How To Get Rid Of Bloodshot Eyes

Those with allergies will be very familiar with bloodshot eyes, but they can also be a sign of other issues like lack of sleep, allergies, and infections (via Web MD). Whatever the cause, bloodshot eyes are actually pretty easy to take care of.

According to Web MD, the bloodshot appearance is a result of "tiny blood vessels on the surface of the whites of your eyes" expanding, which in turn causes one or both eyes to appear with a "pink reddish tint." Obviously, you're pretty limited as to what you can put into your eye to get rid of that bloodshot appearance. But as long as you know the cause, there are a few simple tricks to get your eyes looking bright and back to normal in no time.

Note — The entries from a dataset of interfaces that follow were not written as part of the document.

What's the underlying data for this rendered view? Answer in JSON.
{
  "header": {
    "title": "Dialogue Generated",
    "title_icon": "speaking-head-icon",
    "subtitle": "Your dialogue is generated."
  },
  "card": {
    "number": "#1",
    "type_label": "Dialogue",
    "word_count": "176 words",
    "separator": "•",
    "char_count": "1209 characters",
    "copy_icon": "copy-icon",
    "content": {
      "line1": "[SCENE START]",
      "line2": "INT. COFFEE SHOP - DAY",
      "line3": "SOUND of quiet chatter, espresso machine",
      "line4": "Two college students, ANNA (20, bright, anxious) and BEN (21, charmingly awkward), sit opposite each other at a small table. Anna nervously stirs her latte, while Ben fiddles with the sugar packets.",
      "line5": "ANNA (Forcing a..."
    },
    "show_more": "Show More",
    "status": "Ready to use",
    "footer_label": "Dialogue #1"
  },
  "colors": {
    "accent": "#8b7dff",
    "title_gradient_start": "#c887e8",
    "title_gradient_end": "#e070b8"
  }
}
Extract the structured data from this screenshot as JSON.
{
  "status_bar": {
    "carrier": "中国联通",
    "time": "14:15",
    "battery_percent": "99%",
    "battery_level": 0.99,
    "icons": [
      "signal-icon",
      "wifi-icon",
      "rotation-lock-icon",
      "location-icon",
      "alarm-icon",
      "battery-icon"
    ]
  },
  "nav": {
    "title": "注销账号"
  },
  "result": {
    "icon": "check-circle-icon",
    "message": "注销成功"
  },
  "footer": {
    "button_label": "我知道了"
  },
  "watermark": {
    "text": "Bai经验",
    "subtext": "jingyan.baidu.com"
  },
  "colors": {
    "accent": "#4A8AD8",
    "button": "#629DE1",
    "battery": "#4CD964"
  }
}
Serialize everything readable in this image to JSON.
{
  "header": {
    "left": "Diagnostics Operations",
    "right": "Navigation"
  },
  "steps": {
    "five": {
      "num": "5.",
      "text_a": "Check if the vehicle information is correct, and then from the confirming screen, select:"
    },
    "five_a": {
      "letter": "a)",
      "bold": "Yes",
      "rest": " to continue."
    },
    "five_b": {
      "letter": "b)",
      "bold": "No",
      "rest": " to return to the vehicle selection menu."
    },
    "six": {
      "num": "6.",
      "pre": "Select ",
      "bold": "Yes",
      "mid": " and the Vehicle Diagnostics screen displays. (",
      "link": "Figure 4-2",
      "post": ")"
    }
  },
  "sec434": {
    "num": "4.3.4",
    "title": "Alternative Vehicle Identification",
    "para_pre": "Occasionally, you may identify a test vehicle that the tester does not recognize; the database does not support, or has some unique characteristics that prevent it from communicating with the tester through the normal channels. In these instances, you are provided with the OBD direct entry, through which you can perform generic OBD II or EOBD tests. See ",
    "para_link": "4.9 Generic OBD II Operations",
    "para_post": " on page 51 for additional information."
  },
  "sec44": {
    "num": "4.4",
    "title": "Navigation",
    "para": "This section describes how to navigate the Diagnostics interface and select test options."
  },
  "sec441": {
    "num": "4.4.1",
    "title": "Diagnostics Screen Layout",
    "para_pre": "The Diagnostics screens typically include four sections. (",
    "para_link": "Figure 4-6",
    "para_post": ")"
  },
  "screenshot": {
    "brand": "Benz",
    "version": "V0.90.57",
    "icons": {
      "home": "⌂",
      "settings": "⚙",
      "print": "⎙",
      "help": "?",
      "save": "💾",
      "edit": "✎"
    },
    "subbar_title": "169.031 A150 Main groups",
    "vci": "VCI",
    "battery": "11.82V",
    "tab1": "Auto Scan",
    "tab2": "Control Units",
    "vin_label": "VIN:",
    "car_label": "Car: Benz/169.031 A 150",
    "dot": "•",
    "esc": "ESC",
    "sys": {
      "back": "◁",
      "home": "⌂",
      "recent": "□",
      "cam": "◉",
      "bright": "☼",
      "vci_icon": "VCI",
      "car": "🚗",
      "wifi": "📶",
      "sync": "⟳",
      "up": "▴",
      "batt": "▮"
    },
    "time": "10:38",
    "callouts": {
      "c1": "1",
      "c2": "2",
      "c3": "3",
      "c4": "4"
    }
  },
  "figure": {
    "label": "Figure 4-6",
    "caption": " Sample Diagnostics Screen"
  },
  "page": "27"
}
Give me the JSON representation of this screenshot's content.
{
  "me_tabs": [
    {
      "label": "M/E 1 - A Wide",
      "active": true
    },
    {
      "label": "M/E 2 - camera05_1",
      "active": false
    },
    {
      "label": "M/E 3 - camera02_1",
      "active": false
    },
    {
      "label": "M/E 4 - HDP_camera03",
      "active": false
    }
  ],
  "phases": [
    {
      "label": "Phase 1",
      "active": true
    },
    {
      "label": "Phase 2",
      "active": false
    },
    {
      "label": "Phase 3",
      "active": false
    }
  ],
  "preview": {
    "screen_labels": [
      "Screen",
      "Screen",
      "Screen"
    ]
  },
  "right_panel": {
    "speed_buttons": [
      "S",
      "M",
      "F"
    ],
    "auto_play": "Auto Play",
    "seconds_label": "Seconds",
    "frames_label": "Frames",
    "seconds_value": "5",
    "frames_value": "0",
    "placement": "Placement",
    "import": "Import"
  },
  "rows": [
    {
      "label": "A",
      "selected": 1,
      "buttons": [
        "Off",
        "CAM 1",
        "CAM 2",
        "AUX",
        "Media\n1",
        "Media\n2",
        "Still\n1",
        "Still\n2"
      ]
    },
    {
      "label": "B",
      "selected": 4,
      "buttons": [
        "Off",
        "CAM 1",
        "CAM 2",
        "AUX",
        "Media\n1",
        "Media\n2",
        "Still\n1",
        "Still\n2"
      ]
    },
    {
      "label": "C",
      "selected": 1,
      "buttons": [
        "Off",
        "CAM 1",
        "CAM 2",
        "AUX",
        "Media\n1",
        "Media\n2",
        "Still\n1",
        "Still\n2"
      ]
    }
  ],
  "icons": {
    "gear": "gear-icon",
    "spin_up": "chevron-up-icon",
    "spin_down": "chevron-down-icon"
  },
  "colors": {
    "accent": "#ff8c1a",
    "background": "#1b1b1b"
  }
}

Eye drops are often the main go-to for those with allergies, ones that specifically stops irritants like pollen from reacting to the chemical histamine which can cause the blood vessels in your eyes to swell according to MedlinePlus. Allergies aren't always the root cause of bloodshot eyes, though. So here's what you can do to get your eyes back to normal.

Eye drops are the main way to combat bloodshot eyes, but there are other helpful treatments

Surprisingly, eye drops are still the main course of action even if you don't suffer from allergies. Bloodshot eyes can often be the result of dryness which comes with a lack of tear production. In that case, you can buy drops to lubricate the eyes and even artificial tears to resolve the problem. Dry eyes can be a result of eye strain and not blinking enough, which is often a direct result of looking at screens for too long (via Benjamin Optical).

Dry and bloodshot eyes can also be caused by dry eye disease, a common condition when tears "aren't able to provide adequate lubrication for your eyes," according to the Mayo Clinic. In this case, eye drops and lifestyle changes can resolve the issue, as well as taking long breaks from screens and even adding moisture to the air with a humidifier.

In some cases, using a warm or cold compress can alleviate bloodshot eyes – especially if you're dealing with a painful infection. According to Healthline, a warm compress "can increase blood flow to the area" and "increase oil production in the eyelids," whereas a cold compress can "relieve any swelling and reduce itchiness from irritation." As always, if the problem persists or you notice changes in your vision, contact your doctor for further information as it could be a symptom of a more serious problem.